“I can definitely say that WNPJ was a pinnacle time in my life. WNPJ was one of the major components where I could channel the knowledge and skills and the drive that I had at that time,” said Braunginn in 2016.  “I had my fire stoked up so hot inside myself at that time … my furnace was burning hot.


There was strong anti-war sentiments going through the founders of WNPJ.  As anti-war as Braunginn was himself, he wanted the new organization to be much more than that.

“Everybody was anti-war, but I was always about looking at it the opposite way. Instead of looking at it negatively, let’s look at what it is that we want,” Braunginn remembers. “What do we want? We want peace! We want justice. We want social justice, we want economic justice.”


“The feeling was that we were doing all this work, Nan Cheney and I and other volunteers out of the Frank Boyle’s office … and we could tell that we were having an impact. I remember an issue that Dora Zuniga and I used to always talk about was the fact that the people on the front lines [of wars] were always going to be people of color and low-income. We really talked about the issues that needed to be talked about at WNPJ.”


“But I’m so excited that my son [Matt Braunginn of Young Gifted & Black] is out there doing what I can no longer do. I can’t physically do those things anymore – I can do it on Facebook, or if somebody wants to interview me,” Braunginn smiles. “But I cannot physically go out and organize any more. My body is sick. But both [my wife] Jenny and I feel like this is a time for young people to step up and step out. My son and people his age are doing just that and I want the spotlight on them … the young people.


“It’s about creating more inclusion … but you create more inclusion by getting more people involved by drawing them into issues that are important to them,” Braunginn says. “The hottest issues have to do with criminal justice, police reform, addressing the racial disparities in this state in every community – because we’re also talking with the Latino community, the Hmong community, and particularly, in northern Wisconsin, in the Indian communities. They get the biggest shaft.


“We said that we want every crook and cranny of the state to feel this movement. We had folks from Sauk Prairie to Park Falls to Kenosha ….. all over the state. Superior, La Crosse, Stevens Point and Milwaukee.”

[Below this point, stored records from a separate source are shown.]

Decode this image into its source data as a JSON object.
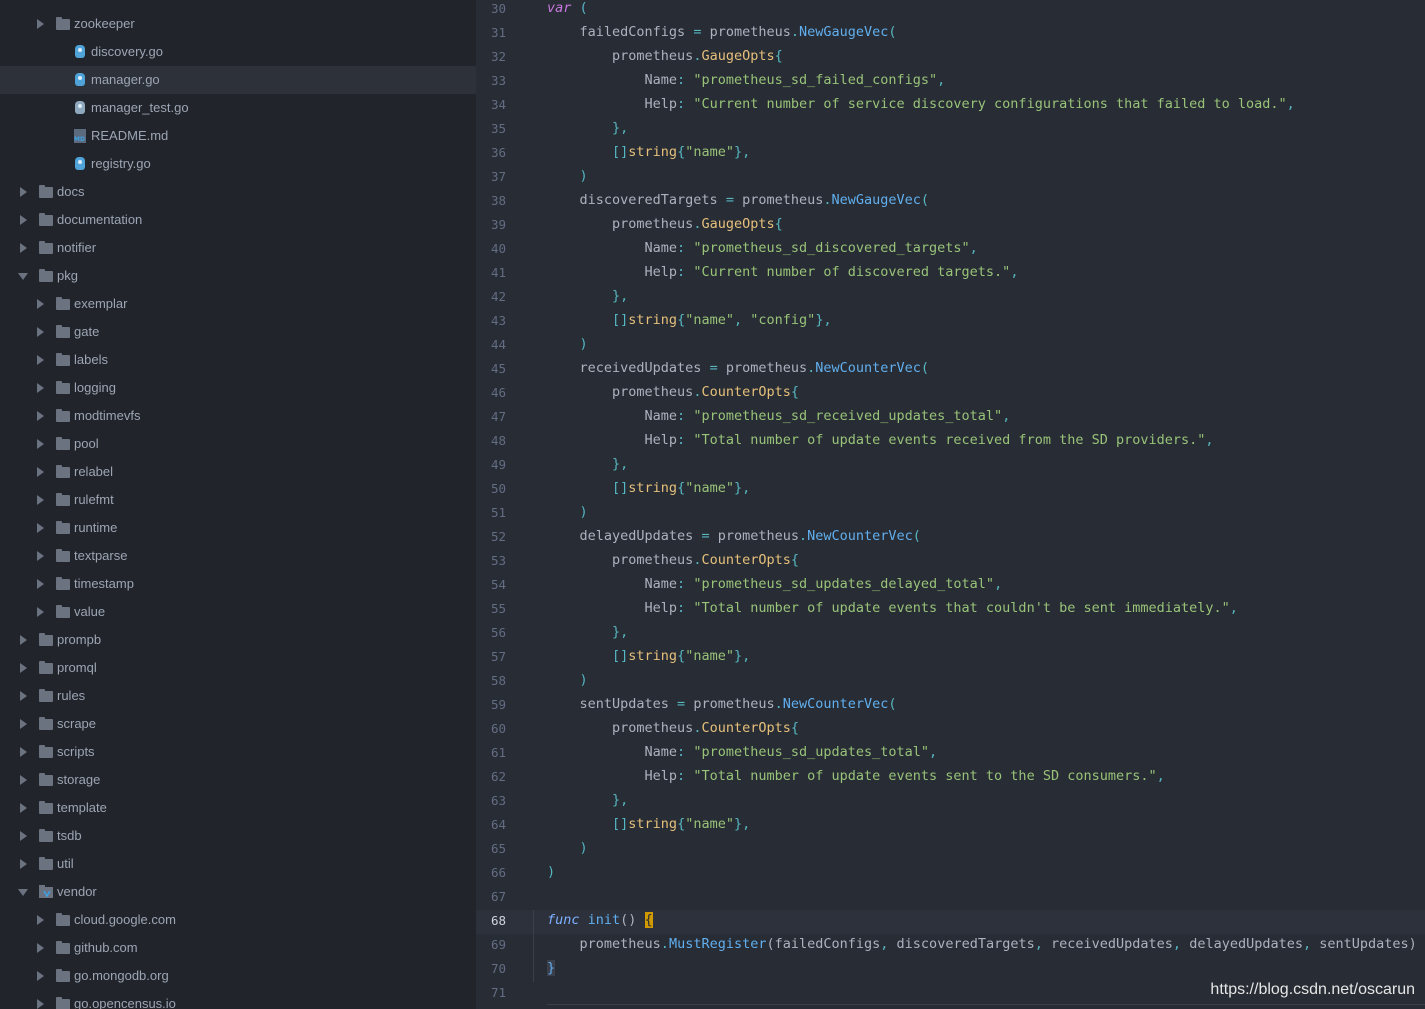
{
  "file_tree": {
    "items": [
      {
        "label": "zookeeper",
        "type": "folder",
        "depth": 1,
        "state": "collapsed"
      },
      {
        "label": "discovery.go",
        "type": "go",
        "depth": 2
      },
      {
        "label": "manager.go",
        "type": "go",
        "depth": 2,
        "selected": true
      },
      {
        "label": "manager_test.go",
        "type": "test-go",
        "depth": 2
      },
      {
        "label": "README.md",
        "type": "md",
        "depth": 2
      },
      {
        "label": "registry.go",
        "type": "go",
        "depth": 2
      },
      {
        "label": "docs",
        "type": "folder",
        "depth": 0,
        "state": "collapsed"
      },
      {
        "label": "documentation",
        "type": "folder",
        "depth": 0,
        "state": "collapsed"
      },
      {
        "label": "notifier",
        "type": "folder",
        "depth": 0,
        "state": "collapsed"
      },
      {
        "label": "pkg",
        "type": "folder",
        "depth": 0,
        "state": "expanded"
      },
      {
        "label": "exemplar",
        "type": "folder",
        "depth": 1,
        "state": "collapsed"
      },
      {
        "label": "gate",
        "type": "folder",
        "depth": 1,
        "state": "collapsed"
      },
      {
        "label": "labels",
        "type": "folder",
        "depth": 1,
        "state": "collapsed"
      },
      {
        "label": "logging",
        "type": "folder",
        "depth": 1,
        "state": "collapsed"
      },
      {
        "label": "modtimevfs",
        "type": "folder",
        "depth": 1,
        "state": "collapsed"
      },
      {
        "label": "pool",
        "type": "folder",
        "depth": 1,
        "state": "collapsed"
      },
      {
        "label": "relabel",
        "type": "folder",
        "depth": 1,
        "state": "collapsed"
      },
      {
        "label": "rulefmt",
        "type": "folder",
        "depth": 1,
        "state": "collapsed"
      },
      {
        "label": "runtime",
        "type": "folder",
        "depth": 1,
        "state": "collapsed"
      },
      {
        "label": "textparse",
        "type": "folder",
        "depth": 1,
        "state": "collapsed"
      },
      {
        "label": "timestamp",
        "type": "folder",
        "depth": 1,
        "state": "collapsed"
      },
      {
        "label": "value",
        "type": "folder",
        "depth": 1,
        "state": "collapsed"
      },
      {
        "label": "prompb",
        "type": "folder",
        "depth": 0,
        "state": "collapsed"
      },
      {
        "label": "promql",
        "type": "folder",
        "depth": 0,
        "state": "collapsed"
      },
      {
        "label": "rules",
        "type": "folder",
        "depth": 0,
        "state": "collapsed"
      },
      {
        "label": "scrape",
        "type": "folder",
        "depth": 0,
        "state": "collapsed"
      },
      {
        "label": "scripts",
        "type": "folder",
        "depth": 0,
        "state": "collapsed"
      },
      {
        "label": "storage",
        "type": "folder",
        "depth": 0,
        "state": "collapsed"
      },
      {
        "label": "template",
        "type": "folder",
        "depth": 0,
        "state": "collapsed"
      },
      {
        "label": "tsdb",
        "type": "folder",
        "depth": 0,
        "state": "collapsed"
      },
      {
        "label": "util",
        "type": "folder",
        "depth": 0,
        "state": "collapsed"
      },
      {
        "label": "vendor",
        "type": "vendor",
        "depth": 0,
        "state": "expanded"
      },
      {
        "label": "cloud.google.com",
        "type": "folder",
        "depth": 1,
        "state": "collapsed"
      },
      {
        "label": "github.com",
        "type": "folder",
        "depth": 1,
        "state": "collapsed"
      },
      {
        "label": "go.mongodb.org",
        "type": "folder",
        "depth": 1,
        "state": "collapsed"
      },
      {
        "label": "go.opencensus.io",
        "type": "folder",
        "depth": 1,
        "state": "collapsed"
      }
    ]
  },
  "editor": {
    "current_line": 68,
    "lines": [
      {
        "n": "30",
        "t": [
          [
            "kw",
            "var"
          ],
          [
            "plain",
            " "
          ],
          [
            "punc",
            "("
          ]
        ]
      },
      {
        "n": "31",
        "t": [
          [
            "plain",
            "    failedConfigs "
          ],
          [
            "punc",
            "="
          ],
          [
            "plain",
            " prometheus"
          ],
          [
            "punc",
            "."
          ],
          [
            "fn",
            "NewGaugeVec"
          ],
          [
            "punc",
            "("
          ]
        ]
      },
      {
        "n": "32",
        "t": [
          [
            "plain",
            "        prometheus"
          ],
          [
            "punc",
            "."
          ],
          [
            "typ",
            "GaugeOpts"
          ],
          [
            "punc",
            "{"
          ]
        ]
      },
      {
        "n": "33",
        "t": [
          [
            "plain",
            "            Name"
          ],
          [
            "punc",
            ":"
          ],
          [
            "plain",
            " "
          ],
          [
            "str",
            "\"prometheus_sd_failed_configs\""
          ],
          [
            "punc",
            ","
          ]
        ]
      },
      {
        "n": "34",
        "t": [
          [
            "plain",
            "            Help"
          ],
          [
            "punc",
            ":"
          ],
          [
            "plain",
            " "
          ],
          [
            "str",
            "\"Current number of service discovery configurations that failed to load.\""
          ],
          [
            "punc",
            ","
          ]
        ]
      },
      {
        "n": "35",
        "t": [
          [
            "plain",
            "        "
          ],
          [
            "punc",
            "},"
          ]
        ]
      },
      {
        "n": "36",
        "t": [
          [
            "plain",
            "        "
          ],
          [
            "punc",
            "[]"
          ],
          [
            "typ",
            "string"
          ],
          [
            "punc",
            "{"
          ],
          [
            "str",
            "\"name\""
          ],
          [
            "punc",
            "},"
          ]
        ]
      },
      {
        "n": "37",
        "t": [
          [
            "plain",
            "    "
          ],
          [
            "punc",
            ")"
          ]
        ]
      },
      {
        "n": "38",
        "t": [
          [
            "plain",
            "    discoveredTargets "
          ],
          [
            "punc",
            "="
          ],
          [
            "plain",
            " prometheus"
          ],
          [
            "punc",
            "."
          ],
          [
            "fn",
            "NewGaugeVec"
          ],
          [
            "punc",
            "("
          ]
        ]
      },
      {
        "n": "39",
        "t": [
          [
            "plain",
            "        prometheus"
          ],
          [
            "punc",
            "."
          ],
          [
            "typ",
            "GaugeOpts"
          ],
          [
            "punc",
            "{"
          ]
        ]
      },
      {
        "n": "40",
        "t": [
          [
            "plain",
            "            Name"
          ],
          [
            "punc",
            ":"
          ],
          [
            "plain",
            " "
          ],
          [
            "str",
            "\"prometheus_sd_discovered_targets\""
          ],
          [
            "punc",
            ","
          ]
        ]
      },
      {
        "n": "41",
        "t": [
          [
            "plain",
            "            Help"
          ],
          [
            "punc",
            ":"
          ],
          [
            "plain",
            " "
          ],
          [
            "str",
            "\"Current number of discovered targets.\""
          ],
          [
            "punc",
            ","
          ]
        ]
      },
      {
        "n": "42",
        "t": [
          [
            "plain",
            "        "
          ],
          [
            "punc",
            "},"
          ]
        ]
      },
      {
        "n": "43",
        "t": [
          [
            "plain",
            "        "
          ],
          [
            "punc",
            "[]"
          ],
          [
            "typ",
            "string"
          ],
          [
            "punc",
            "{"
          ],
          [
            "str",
            "\"name\""
          ],
          [
            "punc",
            ","
          ],
          [
            "plain",
            " "
          ],
          [
            "str",
            "\"config\""
          ],
          [
            "punc",
            "},"
          ]
        ]
      },
      {
        "n": "44",
        "t": [
          [
            "plain",
            "    "
          ],
          [
            "punc",
            ")"
          ]
        ]
      },
      {
        "n": "45",
        "t": [
          [
            "plain",
            "    receivedUpdates "
          ],
          [
            "punc",
            "="
          ],
          [
            "plain",
            " prometheus"
          ],
          [
            "punc",
            "."
          ],
          [
            "fn",
            "NewCounterVec"
          ],
          [
            "punc",
            "("
          ]
        ]
      },
      {
        "n": "46",
        "t": [
          [
            "plain",
            "        prometheus"
          ],
          [
            "punc",
            "."
          ],
          [
            "typ",
            "CounterOpts"
          ],
          [
            "punc",
            "{"
          ]
        ]
      },
      {
        "n": "47",
        "t": [
          [
            "plain",
            "            Name"
          ],
          [
            "punc",
            ":"
          ],
          [
            "plain",
            " "
          ],
          [
            "str",
            "\"prometheus_sd_received_updates_total\""
          ],
          [
            "punc",
            ","
          ]
        ]
      },
      {
        "n": "48",
        "t": [
          [
            "plain",
            "            Help"
          ],
          [
            "punc",
            ":"
          ],
          [
            "plain",
            " "
          ],
          [
            "str",
            "\"Total number of update events received from the SD providers.\""
          ],
          [
            "punc",
            ","
          ]
        ]
      },
      {
        "n": "49",
        "t": [
          [
            "plain",
            "        "
          ],
          [
            "punc",
            "},"
          ]
        ]
      },
      {
        "n": "50",
        "t": [
          [
            "plain",
            "        "
          ],
          [
            "punc",
            "[]"
          ],
          [
            "typ",
            "string"
          ],
          [
            "punc",
            "{"
          ],
          [
            "str",
            "\"name\""
          ],
          [
            "punc",
            "},"
          ]
        ]
      },
      {
        "n": "51",
        "t": [
          [
            "plain",
            "    "
          ],
          [
            "punc",
            ")"
          ]
        ]
      },
      {
        "n": "52",
        "t": [
          [
            "plain",
            "    delayedUpdates "
          ],
          [
            "punc",
            "="
          ],
          [
            "plain",
            " prometheus"
          ],
          [
            "punc",
            "."
          ],
          [
            "fn",
            "NewCounterVec"
          ],
          [
            "punc",
            "("
          ]
        ]
      },
      {
        "n": "53",
        "t": [
          [
            "plain",
            "        prometheus"
          ],
          [
            "punc",
            "."
          ],
          [
            "typ",
            "CounterOpts"
          ],
          [
            "punc",
            "{"
          ]
        ]
      },
      {
        "n": "54",
        "t": [
          [
            "plain",
            "            Name"
          ],
          [
            "punc",
            ":"
          ],
          [
            "plain",
            " "
          ],
          [
            "str",
            "\"prometheus_sd_updates_delayed_total\""
          ],
          [
            "punc",
            ","
          ]
        ]
      },
      {
        "n": "55",
        "t": [
          [
            "plain",
            "            Help"
          ],
          [
            "punc",
            ":"
          ],
          [
            "plain",
            " "
          ],
          [
            "str",
            "\"Total number of update events that couldn't be sent immediately.\""
          ],
          [
            "punc",
            ","
          ]
        ]
      },
      {
        "n": "56",
        "t": [
          [
            "plain",
            "        "
          ],
          [
            "punc",
            "},"
          ]
        ]
      },
      {
        "n": "57",
        "t": [
          [
            "plain",
            "        "
          ],
          [
            "punc",
            "[]"
          ],
          [
            "typ",
            "string"
          ],
          [
            "punc",
            "{"
          ],
          [
            "str",
            "\"name\""
          ],
          [
            "punc",
            "},"
          ]
        ]
      },
      {
        "n": "58",
        "t": [
          [
            "plain",
            "    "
          ],
          [
            "punc",
            ")"
          ]
        ]
      },
      {
        "n": "59",
        "t": [
          [
            "plain",
            "    sentUpdates "
          ],
          [
            "punc",
            "="
          ],
          [
            "plain",
            " prometheus"
          ],
          [
            "punc",
            "."
          ],
          [
            "fn",
            "NewCounterVec"
          ],
          [
            "punc",
            "("
          ]
        ]
      },
      {
        "n": "60",
        "t": [
          [
            "plain",
            "        prometheus"
          ],
          [
            "punc",
            "."
          ],
          [
            "typ",
            "CounterOpts"
          ],
          [
            "punc",
            "{"
          ]
        ]
      },
      {
        "n": "61",
        "t": [
          [
            "plain",
            "            Name"
          ],
          [
            "punc",
            ":"
          ],
          [
            "plain",
            " "
          ],
          [
            "str",
            "\"prometheus_sd_updates_total\""
          ],
          [
            "punc",
            ","
          ]
        ]
      },
      {
        "n": "62",
        "t": [
          [
            "plain",
            "            Help"
          ],
          [
            "punc",
            ":"
          ],
          [
            "plain",
            " "
          ],
          [
            "str",
            "\"Total number of update events sent to the SD consumers.\""
          ],
          [
            "punc",
            ","
          ]
        ]
      },
      {
        "n": "63",
        "t": [
          [
            "plain",
            "        "
          ],
          [
            "punc",
            "},"
          ]
        ]
      },
      {
        "n": "64",
        "t": [
          [
            "plain",
            "        "
          ],
          [
            "punc",
            "[]"
          ],
          [
            "typ",
            "string"
          ],
          [
            "punc",
            "{"
          ],
          [
            "str",
            "\"name\""
          ],
          [
            "punc",
            "},"
          ]
        ]
      },
      {
        "n": "65",
        "t": [
          [
            "plain",
            "    "
          ],
          [
            "punc",
            ")"
          ]
        ]
      },
      {
        "n": "66",
        "t": [
          [
            "punc",
            ")"
          ]
        ]
      },
      {
        "n": "67",
        "t": []
      },
      {
        "n": "68",
        "t": [
          [
            "kw2",
            "func"
          ],
          [
            "plain",
            " "
          ],
          [
            "fn",
            "init"
          ],
          [
            "plain",
            "() "
          ],
          [
            "brace-hl",
            "{"
          ]
        ]
      },
      {
        "n": "69",
        "t": [
          [
            "plain",
            "    prometheus"
          ],
          [
            "punc",
            "."
          ],
          [
            "fn",
            "MustRegister"
          ],
          [
            "plain",
            "(failedConfigs"
          ],
          [
            "punc",
            ","
          ],
          [
            "plain",
            " discoveredTargets"
          ],
          [
            "punc",
            ","
          ],
          [
            "plain",
            " receivedUpdates"
          ],
          [
            "punc",
            ","
          ],
          [
            "plain",
            " delayedUpdates"
          ],
          [
            "punc",
            ","
          ],
          [
            "plain",
            " sentUpdates)"
          ]
        ]
      },
      {
        "n": "70",
        "t": [
          [
            "brace-hl-soft",
            "}"
          ]
        ]
      },
      {
        "n": "71",
        "t": []
      }
    ]
  },
  "watermark": "https://blog.csdn.net/oscarun",
  "colors": {
    "tree_bg": "#21252b",
    "editor_bg": "#282c34",
    "selected_row": "#2c313a",
    "string": "#98c379",
    "function": "#61afef",
    "type": "#e5c07b",
    "keyword": "#c678dd",
    "match_brace": "#d19a00"
  }
}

Wisconsin Network for Peace and Justice (WNPJ) is now a powerful coalition of activist groups and citizens of conscience statewide that has served as an essential coordinating force for movements to end wars and cut military spending, and to promote economic and social justice, sustainable agriculture, renewable energy, prison reform, immigrant rights, and more.


While with WNPJ Stephen became the president and CEO of the Urban League of Greater Madison; deputy director of the Wisconsin Clearinghouse for Prevention Resources at UW-Madison; and director of Multi-cultural Affairs and Special Interest Groups for the Wisconsin Alumni Association. In all these roles, the networking and catalyst work of WNPJ assisted bringing nonprofits together.


See the remembrance of Vince Kavaloski by Steve Braunginn at the following link. It will clearly state Steve’s values and Steve’s hopes for the future.


Stephen Braunginn – Continues as Necessary - Voice for Peace & Justice; written and submitted to WNPJ by Mary Kay Baum, co-chair of WNPJ -


Mary Kay Baum

201 Dougherty Ct., Ridgeway, WI 53582